"This is a good decision that makes it easier to hold the government accountable when it violates Americans' religious liberties," said Lori Windham of the Becket Fund for Religious Liberty, which filed a brief supporting the plaintiffs.
The plaintiffs in Thursday's case, Muhammad Tanvir, Jameel Algibhah, and Naveed Shinwari, are Muslim citizens or green card holders who say FBI special agents attempted to recruit them as informants in the New York City area and abroad. For example, Algibhah alleges that agents asked him to attend particular mosques, behave like an extremist, and engage on online Islamic forums.
All three men refused, citing their Muslim faith. They said informing amounts to bearing false witness, worshiping under false pretenses, and betraying the trust of fellow Muslims. A short time later, the agents added them to the no-fly list.

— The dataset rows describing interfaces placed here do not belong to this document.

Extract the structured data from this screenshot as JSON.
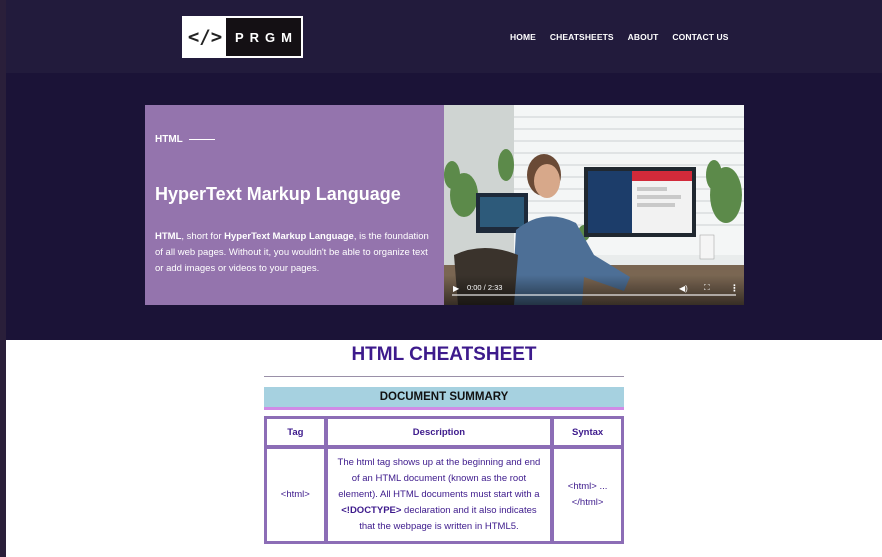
{
  "header": {
    "logo": {
      "code": "</>",
      "text": "PRGM"
    },
    "nav": [
      "HOME",
      "CHEATSHEETS",
      "ABOUT",
      "CONTACT US"
    ]
  },
  "hero": {
    "eyebrow": "HTML",
    "title": "HyperText Markup Language",
    "description": {
      "part1": "HTML",
      "part2": ", short for ",
      "part3": "HyperText Markup Language",
      "part4": ", is the foundation of all web pages. Without it, you wouldn't be able to organize text or add images or videos to your pages."
    },
    "video": {
      "time": "0:00 / 2:33",
      "play_icon": "play-icon",
      "volume_icon": "volume-icon",
      "fullscreen_icon": "fullscreen-icon",
      "more_icon": "more-icon"
    }
  },
  "cheatsheet": {
    "title": "HTML CHEATSHEET",
    "section": "DOCUMENT SUMMARY",
    "columns": [
      "Tag",
      "Description",
      "Syntax"
    ],
    "rows": [
      {
        "tag": "<html>",
        "desc_part1": "The html tag shows up at the beginning and end of an HTML document (known as the root element). All HTML documents must start with a ",
        "desc_bold": "<!DOCTYPE>",
        "desc_part2": " declaration and it also indicates that the webpage is written in HTML5.",
        "syntax": "<html> ... </html>"
      }
    ]
  },
  "colors": {
    "header_bg": "#221b3c",
    "hero_bg": "#1b1337",
    "card_bg": "#9474ad",
    "accent": "#3d1a8c",
    "summary_bg": "#a6d1e0",
    "table_border": "#8c6db6"
  }
}
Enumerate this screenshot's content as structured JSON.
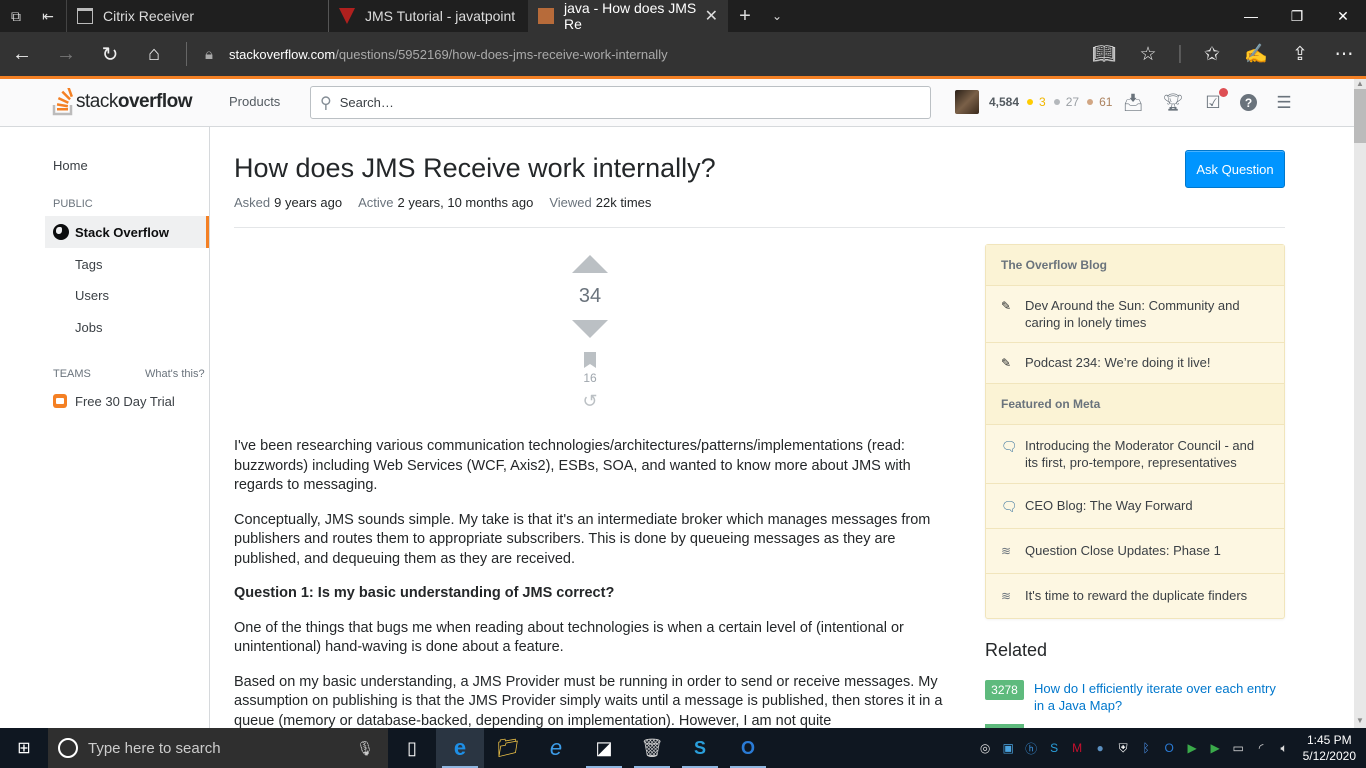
{
  "browser": {
    "tabs": [
      {
        "title": "Citrix Receiver",
        "icon": "window-icon",
        "active": false
      },
      {
        "title": "JMS Tutorial - javatpoint",
        "icon": "javatpoint-icon",
        "active": false
      },
      {
        "title": "java - How does JMS Re",
        "icon": "stackoverflow-icon",
        "active": true
      }
    ],
    "url_host": "stackoverflow.com",
    "url_path": "/questions/5952169/how-does-jms-receive-work-internally",
    "window_controls": {
      "minimize": "—",
      "restore": "❐",
      "close": "✕"
    }
  },
  "header": {
    "logo_light": "stack",
    "logo_bold": "overflow",
    "products": "Products",
    "search_placeholder": "Search…",
    "user": {
      "reputation": "4,584",
      "gold": "3",
      "silver": "27",
      "bronze": "61"
    }
  },
  "leftnav": {
    "home": "Home",
    "public_caption": "PUBLIC",
    "stack_overflow": "Stack Overflow",
    "tags": "Tags",
    "users": "Users",
    "jobs": "Jobs",
    "teams_caption": "TEAMS",
    "whats_this": "What's this?",
    "free_trial": "Free 30 Day Trial"
  },
  "question": {
    "title": "How does JMS Receive work internally?",
    "asked_label": "Asked",
    "asked_value": "9 years ago",
    "active_label": "Active",
    "active_value": "2 years, 10 months ago",
    "viewed_label": "Viewed",
    "viewed_value": "22k times",
    "ask_button": "Ask Question",
    "votes": "34",
    "bookmarks": "16",
    "body": [
      {
        "text": "I've been researching various communication technologies/architectures/patterns/implementations (read: buzzwords) including Web Services (WCF, Axis2), ESBs, SOA, and wanted to know more about JMS with regards to messaging.",
        "bold": false
      },
      {
        "text": "Conceptually, JMS sounds simple. My take is that it's an intermediate broker which manages messages from publishers and routes them to appropriate subscribers. This is done by queueing messages as they are published, and dequeuing them as they are received.",
        "bold": false
      },
      {
        "text": "Question 1: Is my basic understanding of JMS correct?",
        "bold": true
      },
      {
        "text": "One of the things that bugs me when reading about technologies is when a certain level of (intentional or unintentional) hand-waving is done about a feature.",
        "bold": false
      },
      {
        "text": "Based on my basic understanding, a JMS Provider must be running in order to send or receive messages. My assumption on publishing is that the JMS Provider simply waits until a message is published, then stores it in a queue (memory or database-backed, depending on implementation). However, I am not quite",
        "bold": false
      }
    ]
  },
  "sidebar": {
    "blog_header": "The Overflow Blog",
    "blog_items": [
      "Dev Around the Sun: Community and caring in lonely times",
      "Podcast 234: We’re doing it live!"
    ],
    "meta_header": "Featured on Meta",
    "meta_items": [
      {
        "text": "Introducing the Moderator Council - and its first, pro-tempore, representatives",
        "icon": "chat-bubble-icon"
      },
      {
        "text": "CEO Blog: The Way Forward",
        "icon": "chat-bubble-icon"
      },
      {
        "text": "Question Close Updates: Phase 1",
        "icon": "stack-exchange-icon"
      },
      {
        "text": "It's time to reward the duplicate finders",
        "icon": "stack-exchange-icon"
      }
    ],
    "related_title": "Related",
    "related": [
      {
        "score": "3278",
        "title": "How do I efficiently iterate over each entry in a Java Map?"
      }
    ]
  },
  "taskbar": {
    "search_placeholder": "Type here to search",
    "time": "1:45 PM",
    "date": "5/12/2020"
  },
  "colors": {
    "accent": "#f48024",
    "ask_button": "#0095ff",
    "link": "#0077cc",
    "related_score": "#5eba7d",
    "sidebar_bg": "#fdf7e2"
  }
}
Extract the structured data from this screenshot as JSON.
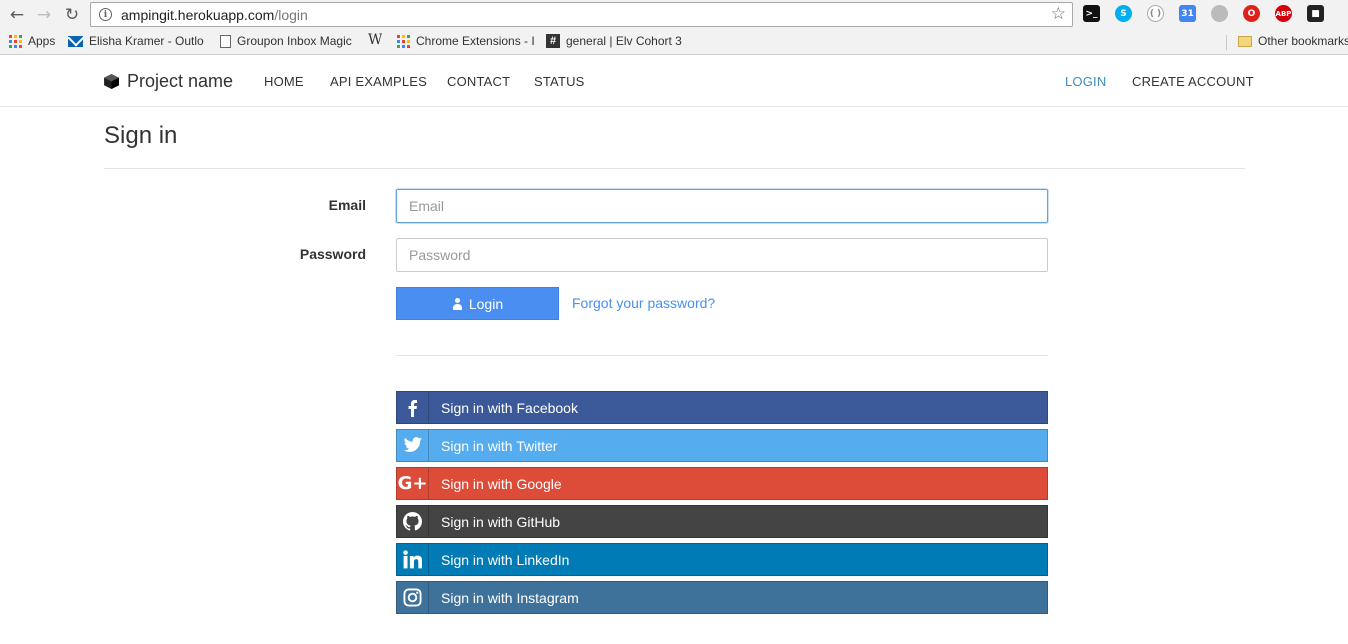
{
  "browser": {
    "url_host": "ampingit.herokuapp.com",
    "url_path": "/login",
    "bookmarks": [
      {
        "label": "Apps",
        "icon": "apps-grid-icon"
      },
      {
        "label": "Elisha Kramer - Outlo",
        "icon": "mail-icon"
      },
      {
        "label": "Groupon Inbox Magic",
        "icon": "page-icon"
      },
      {
        "label": "",
        "icon": "wikipedia-icon"
      },
      {
        "label": "Chrome Extensions - I",
        "icon": "apps-grid-icon"
      },
      {
        "label": "general | Elv Cohort 3",
        "icon": "slack-icon"
      }
    ],
    "other_bookmarks": "Other bookmarks",
    "wiki_glyph": "W",
    "slack_glyph": "#"
  },
  "navbar": {
    "brand": "Project name",
    "links": [
      "HOME",
      "API EXAMPLES",
      "CONTACT",
      "STATUS"
    ],
    "right_links": [
      "LOGIN",
      "CREATE ACCOUNT"
    ]
  },
  "page": {
    "title": "Sign in",
    "email_label": "Email",
    "email_placeholder": "Email",
    "password_label": "Password",
    "password_placeholder": "Password",
    "login_button": "Login",
    "forgot_link": "Forgot your password?"
  },
  "social": [
    {
      "label": "Sign in with Facebook",
      "icon": "facebook-icon",
      "color": "#3b5998"
    },
    {
      "label": "Sign in with Twitter",
      "icon": "twitter-icon",
      "color": "#55acee"
    },
    {
      "label": "Sign in with Google",
      "icon": "google-plus-icon",
      "color": "#dd4b39"
    },
    {
      "label": "Sign in with GitHub",
      "icon": "github-icon",
      "color": "#444444"
    },
    {
      "label": "Sign in with LinkedIn",
      "icon": "linkedin-icon",
      "color": "#007bb6"
    },
    {
      "label": "Sign in with Instagram",
      "icon": "instagram-icon",
      "color": "#3f729b"
    }
  ],
  "colors": {
    "accent": "#4b8ef1",
    "active_nav": "#3c8dbc"
  }
}
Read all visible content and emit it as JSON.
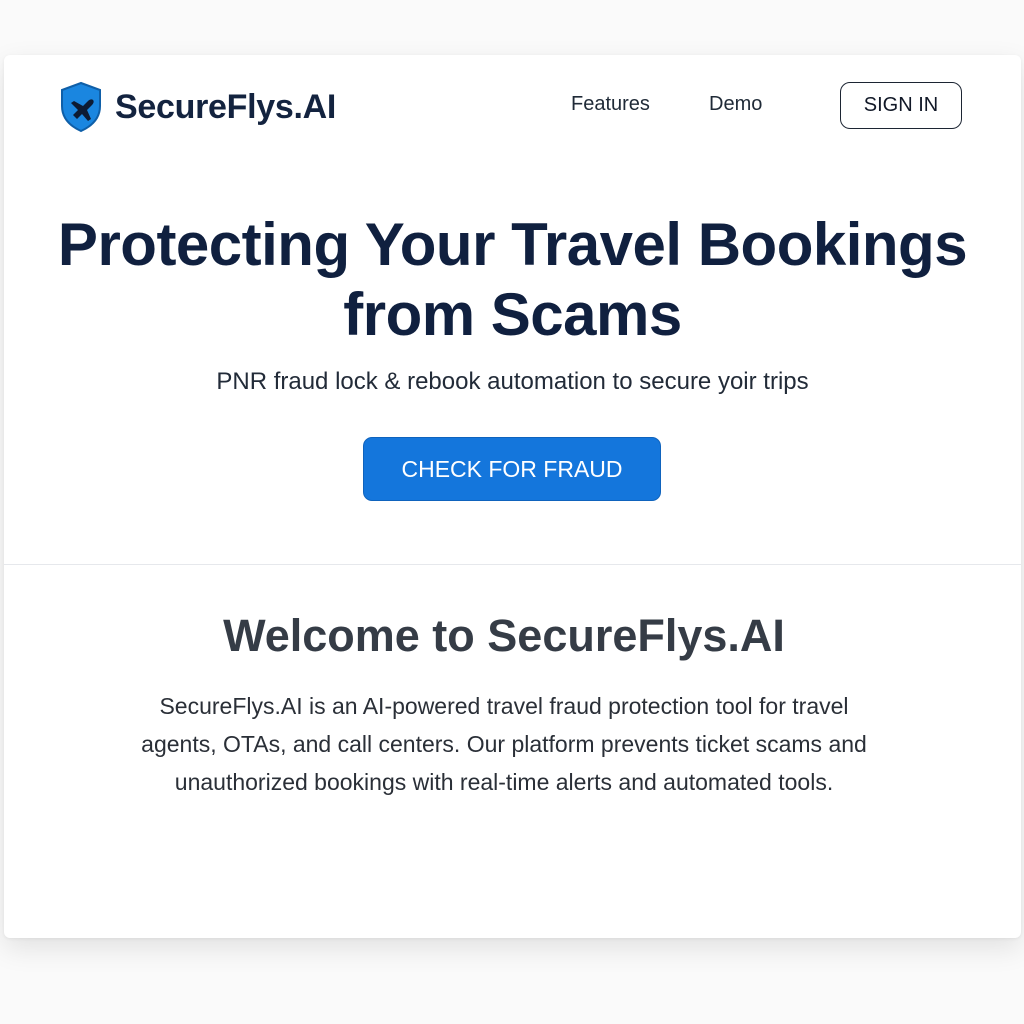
{
  "brand": {
    "name": "SecureFlys.AI",
    "logo_icon": "shield-plane-icon",
    "logo_color": "#1a86e0"
  },
  "nav": {
    "features_label": "Features",
    "demo_label": "Demo",
    "signin_label": "SIGN IN"
  },
  "hero": {
    "title": "Protecting Your Travel Bookings from Scams",
    "subtitle": "PNR fraud lock & rebook automation to secure yoir trips",
    "cta_label": "CHECK FOR FRAUD",
    "cta_color": "#1476dc"
  },
  "welcome": {
    "title": "Welcome to SecureFlys.AI",
    "body": "SecureFlys.AI is an AI-powered travel fraud protection tool for travel agents, OTAs, and call centers. Our platform prevents ticket scams and unauthorized bookings with real-time alerts and automated tools."
  }
}
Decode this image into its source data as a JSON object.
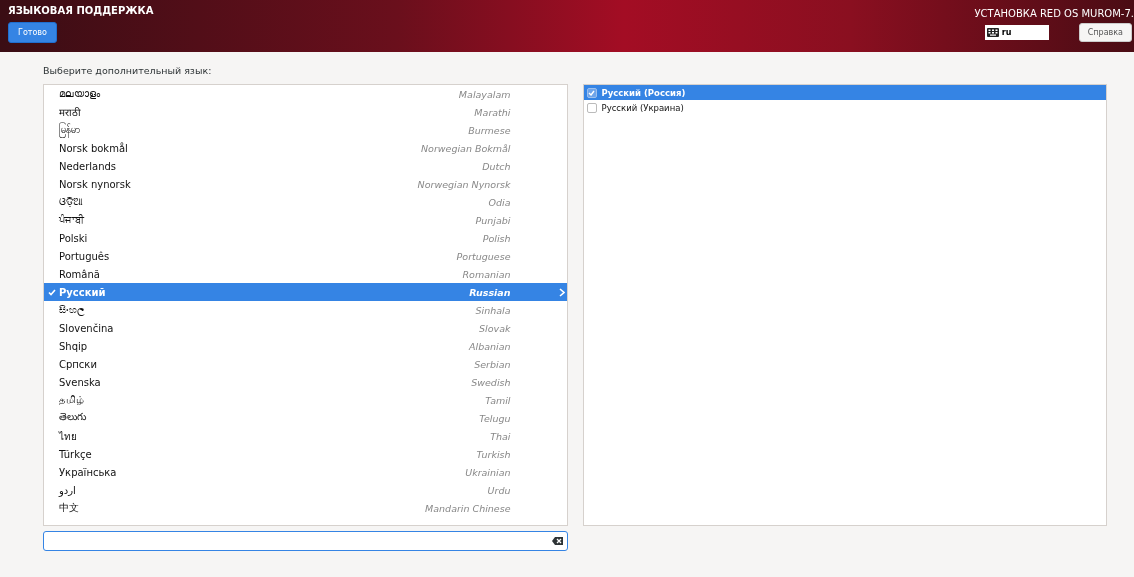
{
  "header": {
    "title": "ЯЗЫКОВАЯ ПОДДЕРЖКА",
    "done_button": "Готово",
    "product_title": "УСТАНОВКА RED OS MUROM-7.",
    "keyboard_layout": "ru",
    "help_button": "Справка"
  },
  "prompt": "Выберите дополнительный язык:",
  "languages": [
    {
      "native": "മലയാളം",
      "english": "Malayalam",
      "selected": false
    },
    {
      "native": "मराठी",
      "english": "Marathi",
      "selected": false
    },
    {
      "native": "မြန်မာ",
      "english": "Burmese",
      "selected": false
    },
    {
      "native": "Norsk bokmål",
      "english": "Norwegian Bokmål",
      "selected": false
    },
    {
      "native": "Nederlands",
      "english": "Dutch",
      "selected": false
    },
    {
      "native": "Norsk nynorsk",
      "english": "Norwegian Nynorsk",
      "selected": false
    },
    {
      "native": "ଓଡ଼ିଆ",
      "english": "Odia",
      "selected": false
    },
    {
      "native": "ਪੰਜਾਬੀ",
      "english": "Punjabi",
      "selected": false
    },
    {
      "native": "Polski",
      "english": "Polish",
      "selected": false
    },
    {
      "native": "Português",
      "english": "Portuguese",
      "selected": false
    },
    {
      "native": "Română",
      "english": "Romanian",
      "selected": false
    },
    {
      "native": "Русский",
      "english": "Russian",
      "selected": true
    },
    {
      "native": "සිංහල",
      "english": "Sinhala",
      "selected": false
    },
    {
      "native": "Slovenčina",
      "english": "Slovak",
      "selected": false
    },
    {
      "native": "Shqip",
      "english": "Albanian",
      "selected": false
    },
    {
      "native": "Српски",
      "english": "Serbian",
      "selected": false
    },
    {
      "native": "Svenska",
      "english": "Swedish",
      "selected": false
    },
    {
      "native": "தமிழ்",
      "english": "Tamil",
      "selected": false
    },
    {
      "native": "తెలుగు",
      "english": "Telugu",
      "selected": false
    },
    {
      "native": "ไทย",
      "english": "Thai",
      "selected": false
    },
    {
      "native": "Türkçe",
      "english": "Turkish",
      "selected": false
    },
    {
      "native": "Українська",
      "english": "Ukrainian",
      "selected": false
    },
    {
      "native": "اردو",
      "english": "Urdu",
      "selected": false
    },
    {
      "native": "中文",
      "english": "Mandarin Chinese",
      "selected": false
    }
  ],
  "locales": [
    {
      "label": "Русский (Россия)",
      "checked": true,
      "selected": true
    },
    {
      "label": "Русский (Украина)",
      "checked": false,
      "selected": false
    }
  ]
}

"The agents relied upon what they assumed would be the irresistible coercion of the no fly list—causing each [plaintiff] to be placed on the list and then either threatening to keep him on the list for refusing to accede to the FBI's demands, or offering the incentive of being removed from the list in exchange for services as an FBI informant," the plaintiffs' lawyers wrote in a brief to the justices.
In turn, the plaintiffs filed a lawsuit under the Religious Freedom Restoration Act (RFRA). Though their names have since been removed from the list, they are still seeking monetary compensation directly from the agents responsible. The men want to recoup the cost of wasted plane tickets or job opportunities lost due to their inability to travel. Tanvir couldn't obtain a full refund from his airline after he had to cancel a trip to visit his ailing mother in Pakistan.
The Trump administration opposed the plaintiffs before the justices. In court papers, the Justice Department said the plaintiffs can only sue the agents in their official capacities, meaning the government would cover the cost of any financial judgment against them. RFRA says plaintiffs can seek damages "against a government," not individuals, the DOJ argued. They also warned that putting agents on the hook for their mistakes or abuses would badly affect split-second national security decisions.
In his opinion for the Court, Thomas said RFRA's text creates an expansive definition of "government" that covers individual officials.
"A 'government,' under RFRA, extends beyond the term's plain meaning to include officials," Thomas wrote. "And the term 'official' does not refer solely to an office, but rather to the actual person 'who is invested with an office.'"
The decision also noted that qualified immunity is available as a defense against such lawsuits, which could blunt the practical impact of Thursday's decision.
The case is No. 19-71 Tanzin v. Tanvir.